On a side note, when I say X, Y, Z taught in MFEs aren't too applicable on the job as a trader or probably won't be asked on the trader interview, I don't mean to not spend effort learning it. It's useful to apply to a wider variety of roles (where those material might be more useful), and just proving you can learn something fast and well regardless of its direct applicability is a better signal than not doing well in the course because you didn't try. Like I probably won't use C++ much or at all in my career but I don't regret learning it (and learning C++ actually makes my Python a bit better)
Hey, thank you for starting this post. It's been helpful so far to read through your replies. I'm interested in Quant trader/analyst roles. I have a BS in Neuroscience with honors coursework from UT Austin (lower GPA of around 3.0) and an MS in Biomedical Sciences (higher GPA of 3.92). I have experience working in a neuroscience and A.I. lab and multiple journal publications. I'm currently doing data analysis for a project with one of my past science professors.

I'm beginning an online second bachelor's degree in Computer Science from ASU, including upper-division math courses (probability/stochastic process, etc.), a financial engineering course, machine learning, and others.

My questions are:
  • Is this a good path for someone with my background? Or is there a more optimal path?
  • How can I build a strong application?
Someone mentioned an MFE and someone else said just networking, keeping a high GPA, and doing a ton of projects should help. Thank you in advance.

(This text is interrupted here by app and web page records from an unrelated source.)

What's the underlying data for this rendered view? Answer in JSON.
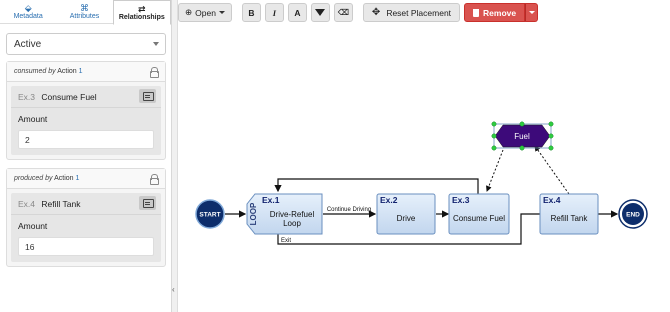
{
  "tabs": [
    {
      "label": "Metadata",
      "icon": "tag-icon"
    },
    {
      "label": "Attributes",
      "icon": "sitemap-icon"
    },
    {
      "label": "Relationships",
      "icon": "swap-arrows-icon"
    }
  ],
  "status_select": {
    "value": "Active"
  },
  "consumed": {
    "prefix": "consumed by",
    "suffix": "Action",
    "count": "1",
    "item": {
      "code": "Ex.3",
      "name": "Consume Fuel",
      "field_label": "Amount",
      "field_value": "2"
    }
  },
  "produced": {
    "prefix": "produced by",
    "suffix": "Action",
    "count": "1",
    "item": {
      "code": "Ex.4",
      "name": "Refill Tank",
      "field_label": "Amount",
      "field_value": "16"
    }
  },
  "toolbar": {
    "open_label": "Open",
    "bold": "B",
    "italic": "I",
    "font": "A",
    "reset_label": "Reset Placement",
    "remove_label": "Remove"
  },
  "diagram": {
    "start": "START",
    "end": "END",
    "fuel": "Fuel",
    "loop_tag": "LOOP",
    "loop": {
      "code": "Ex.1",
      "line1": "Drive-Refuel",
      "line2": "Loop"
    },
    "drive": {
      "code": "Ex.2",
      "name": "Drive"
    },
    "consume": {
      "code": "Ex.3",
      "name": "Consume Fuel"
    },
    "refill": {
      "code": "Ex.4",
      "name": "Refill Tank"
    },
    "edge_continue": "Continue Driving",
    "edge_exit": "Exit"
  },
  "colors": {
    "accent": "#2a6fb0",
    "navy": "#0d2d6b",
    "fuel": "#3d0a7a",
    "remove": "#d9534f"
  }
}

Hi, I'm curious, in your opinion, how does the career track of quant trader and quant researcher compare? What are the pros/cons for each one? thanks!
How important is the ranking of my MFE program for such roles?
Is it better to get into say, UCLA, NCSU or wait an year or so and try for better programs?